[How to complete this task] Find all the lines in the entries below that hold the word "Talk" and copy them.

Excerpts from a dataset
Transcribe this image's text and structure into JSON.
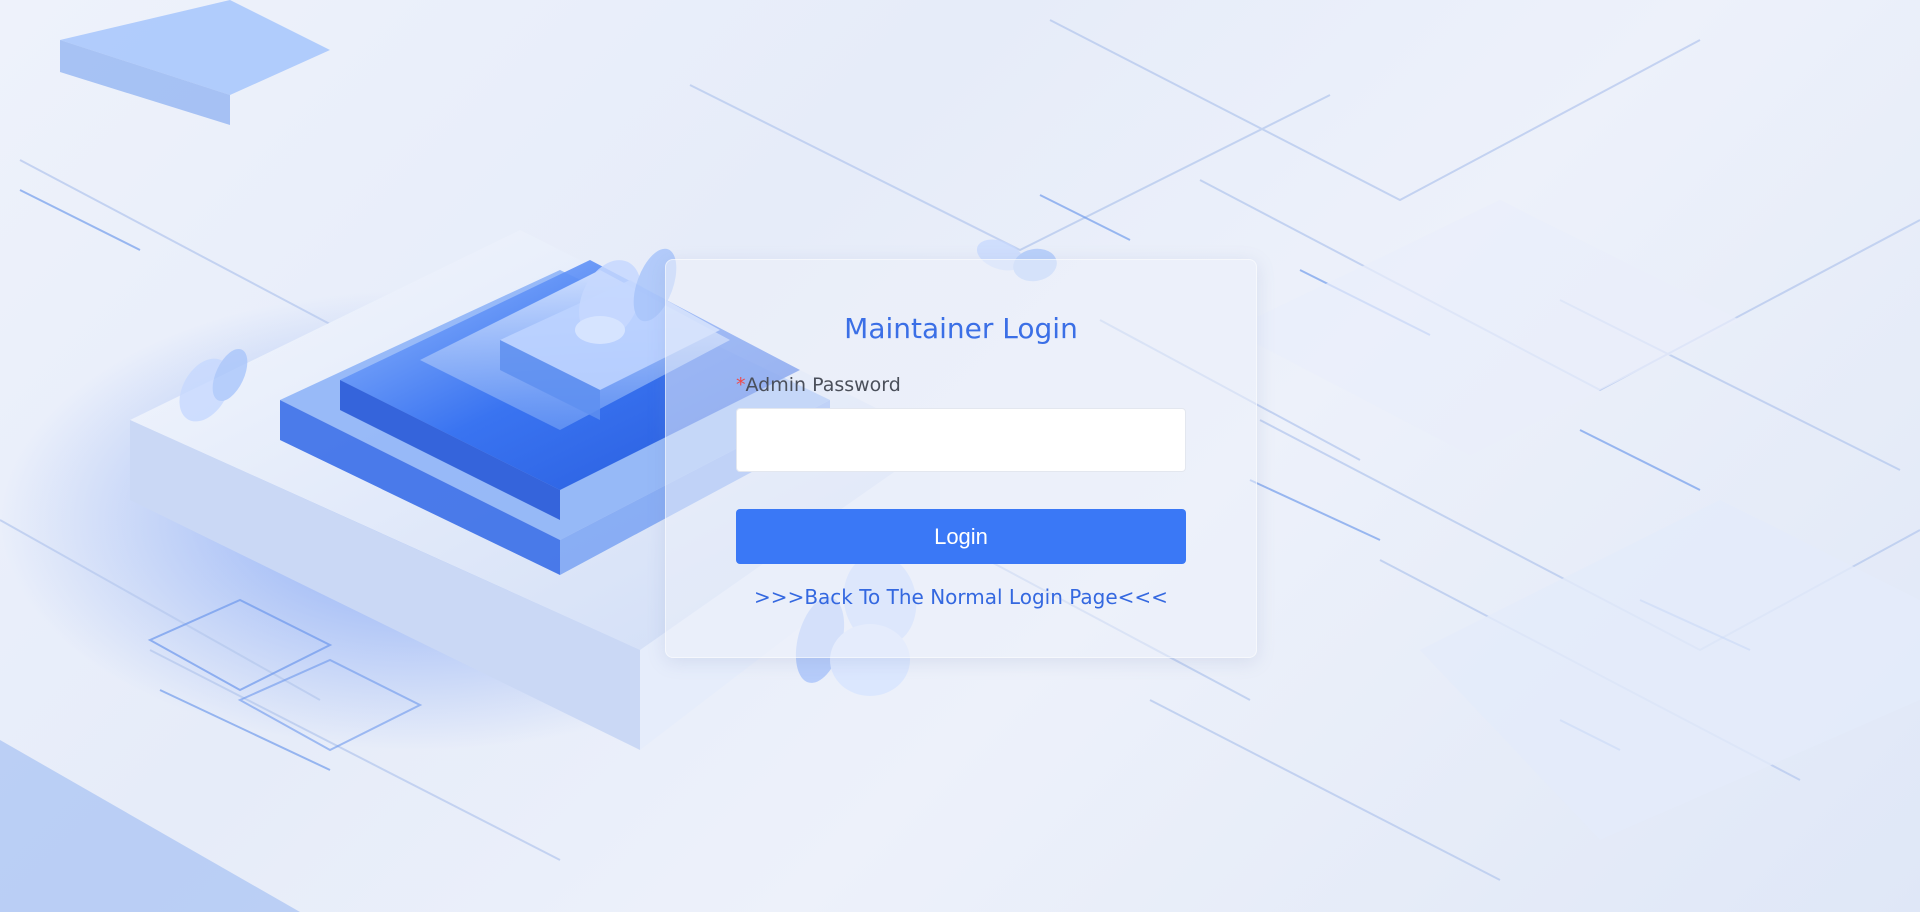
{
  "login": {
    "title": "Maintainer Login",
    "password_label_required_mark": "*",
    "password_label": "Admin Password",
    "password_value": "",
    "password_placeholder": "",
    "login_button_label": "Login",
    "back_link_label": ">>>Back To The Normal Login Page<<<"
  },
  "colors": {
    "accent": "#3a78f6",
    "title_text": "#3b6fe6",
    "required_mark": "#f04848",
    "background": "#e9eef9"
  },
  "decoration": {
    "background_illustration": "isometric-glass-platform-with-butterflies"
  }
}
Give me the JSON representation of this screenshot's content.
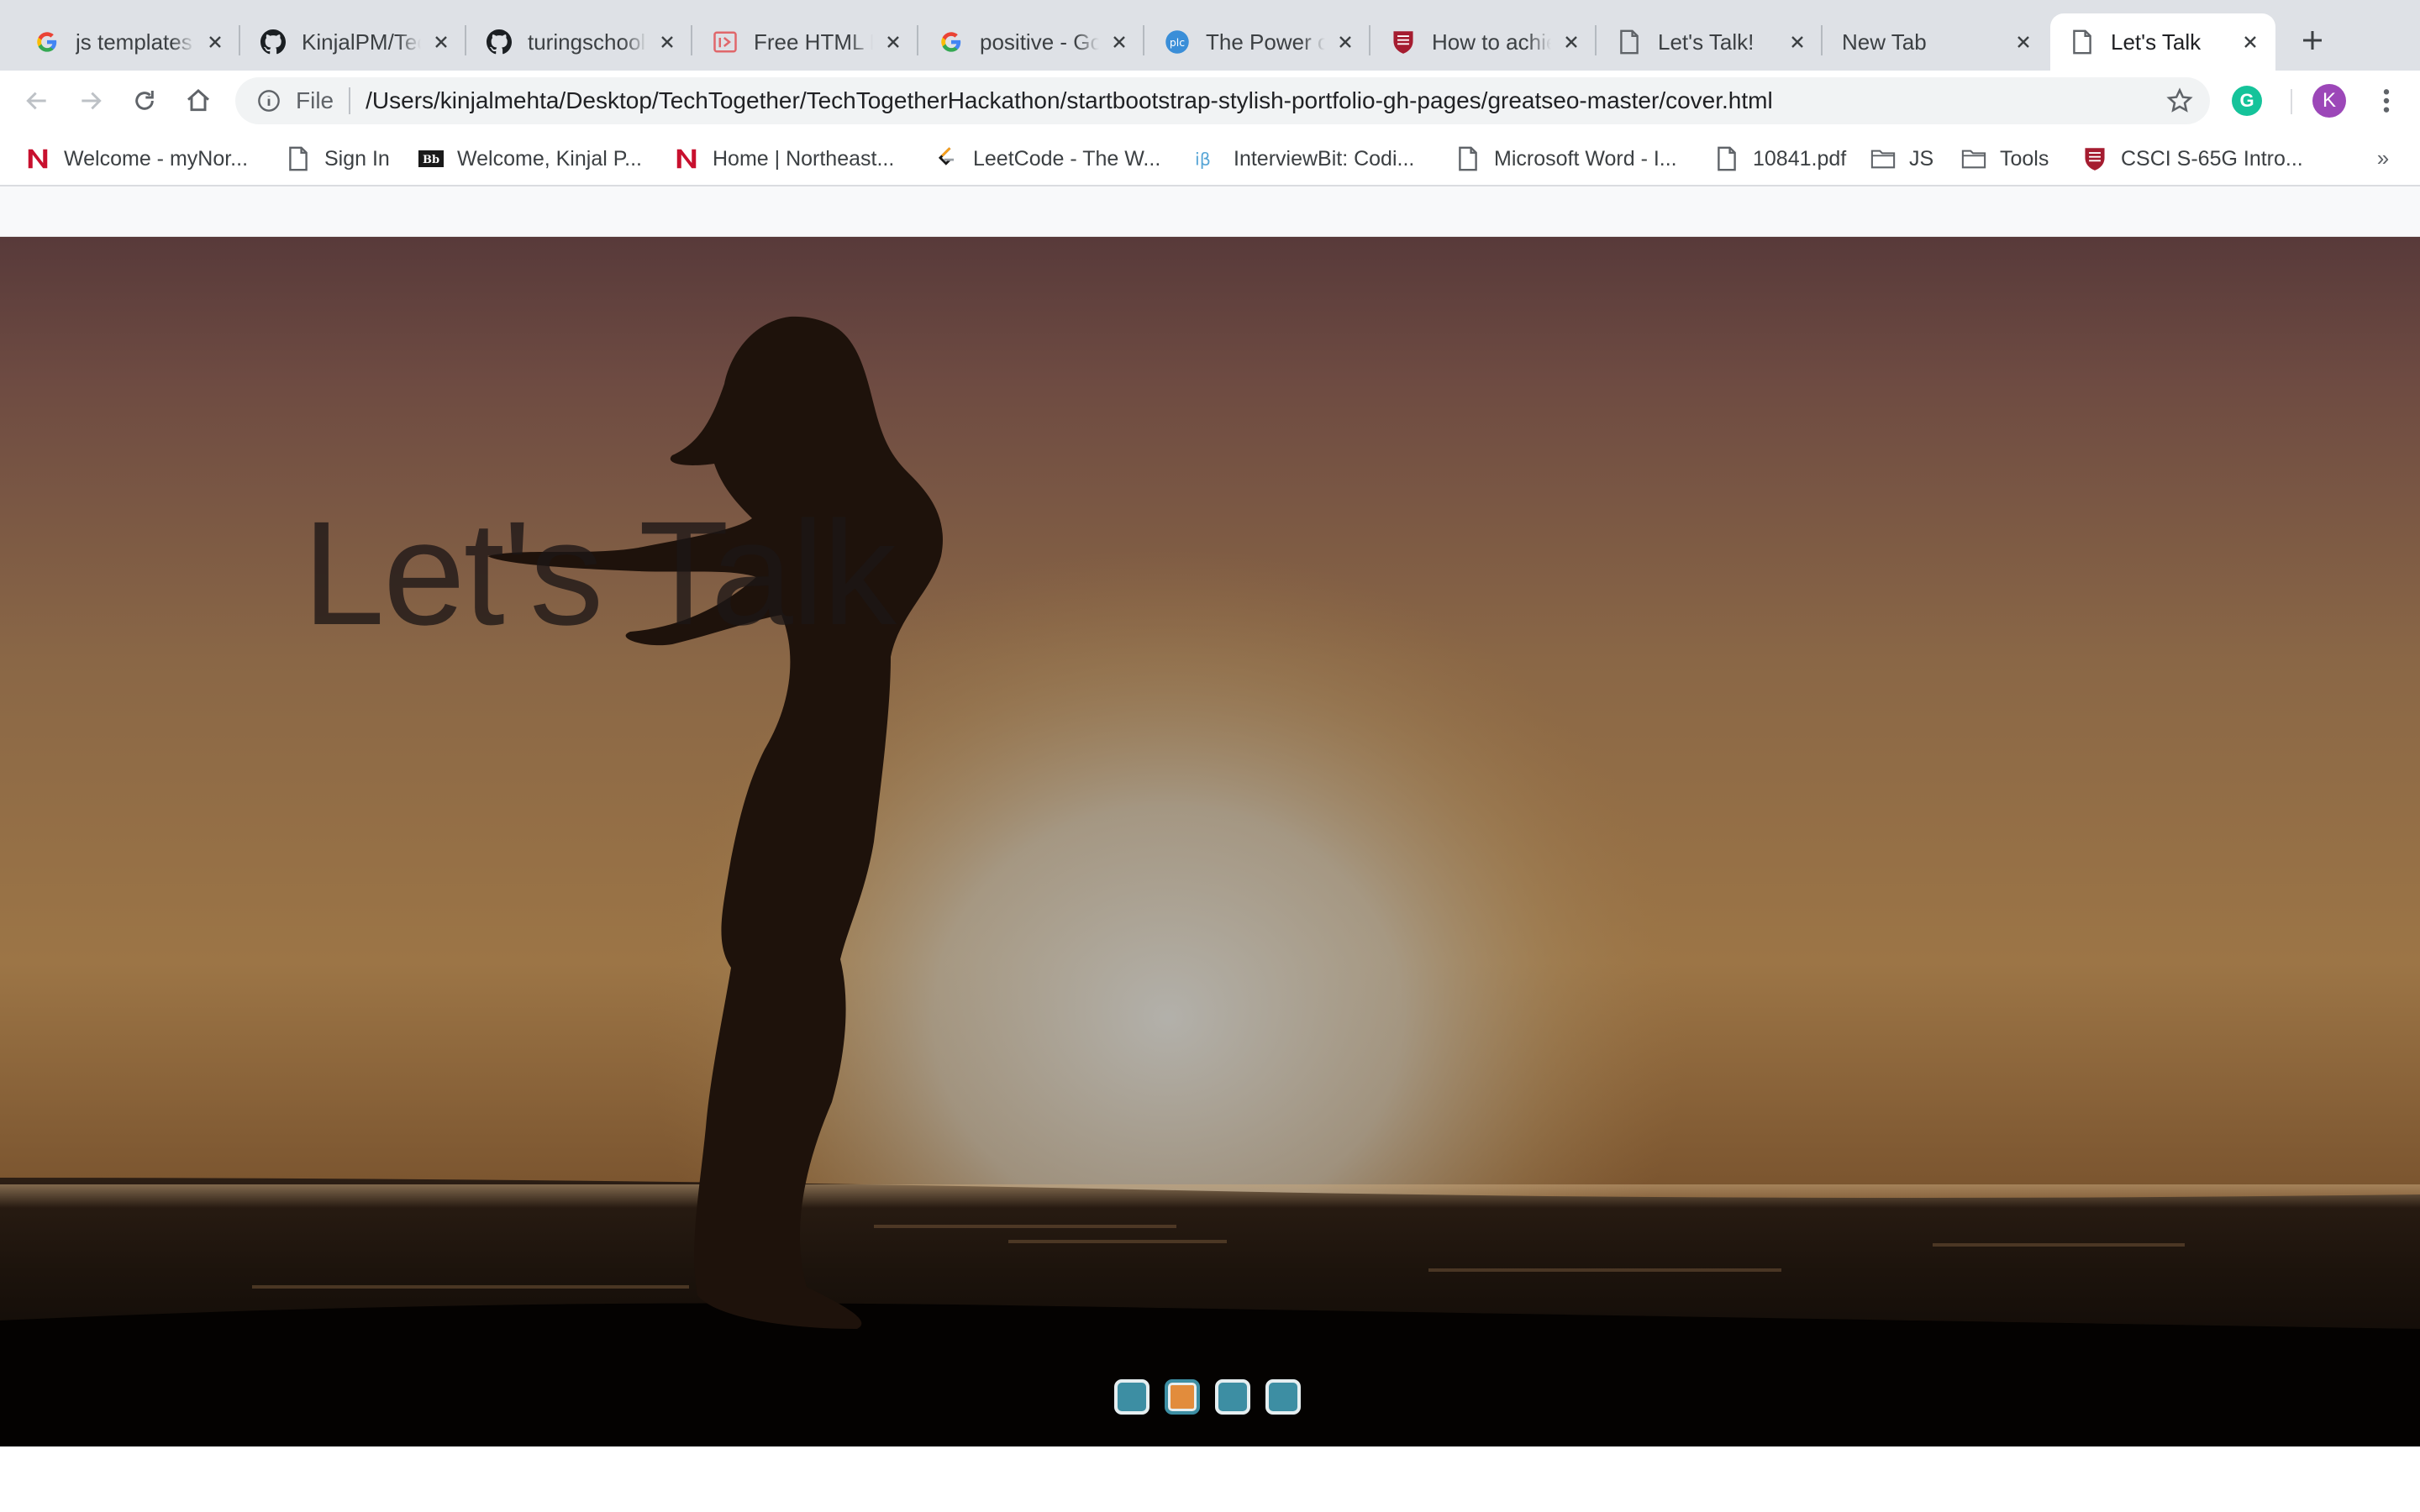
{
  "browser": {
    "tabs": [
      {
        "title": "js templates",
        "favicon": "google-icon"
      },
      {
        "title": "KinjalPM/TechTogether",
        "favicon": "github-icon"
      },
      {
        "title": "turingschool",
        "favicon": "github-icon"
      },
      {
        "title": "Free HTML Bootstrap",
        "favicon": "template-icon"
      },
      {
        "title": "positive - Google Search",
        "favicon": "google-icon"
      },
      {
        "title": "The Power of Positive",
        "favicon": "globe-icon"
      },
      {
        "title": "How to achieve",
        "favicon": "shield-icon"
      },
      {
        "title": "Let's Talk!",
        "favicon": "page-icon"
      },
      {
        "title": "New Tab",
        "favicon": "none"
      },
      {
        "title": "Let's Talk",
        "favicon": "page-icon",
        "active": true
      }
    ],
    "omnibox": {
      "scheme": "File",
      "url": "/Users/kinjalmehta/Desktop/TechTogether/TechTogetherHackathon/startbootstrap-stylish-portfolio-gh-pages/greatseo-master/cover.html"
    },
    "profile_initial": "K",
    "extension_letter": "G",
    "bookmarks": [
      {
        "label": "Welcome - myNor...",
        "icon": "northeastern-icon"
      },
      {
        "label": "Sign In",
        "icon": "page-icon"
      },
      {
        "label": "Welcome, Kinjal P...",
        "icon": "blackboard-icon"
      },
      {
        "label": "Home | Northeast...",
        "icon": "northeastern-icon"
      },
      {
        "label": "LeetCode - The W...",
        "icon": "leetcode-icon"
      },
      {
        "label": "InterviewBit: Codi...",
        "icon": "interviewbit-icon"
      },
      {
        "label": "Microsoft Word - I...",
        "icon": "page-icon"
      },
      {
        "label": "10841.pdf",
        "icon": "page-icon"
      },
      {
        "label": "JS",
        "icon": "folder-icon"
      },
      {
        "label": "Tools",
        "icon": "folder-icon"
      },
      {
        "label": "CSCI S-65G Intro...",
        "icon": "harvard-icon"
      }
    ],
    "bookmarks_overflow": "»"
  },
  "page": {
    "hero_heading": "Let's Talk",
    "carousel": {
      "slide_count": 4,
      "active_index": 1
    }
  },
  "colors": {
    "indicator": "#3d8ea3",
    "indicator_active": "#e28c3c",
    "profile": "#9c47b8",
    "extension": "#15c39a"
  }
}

[Response]
        "title": "Let's Talk!",
        "title": "Let's Talk",
    "hero_heading": "Let's Talk",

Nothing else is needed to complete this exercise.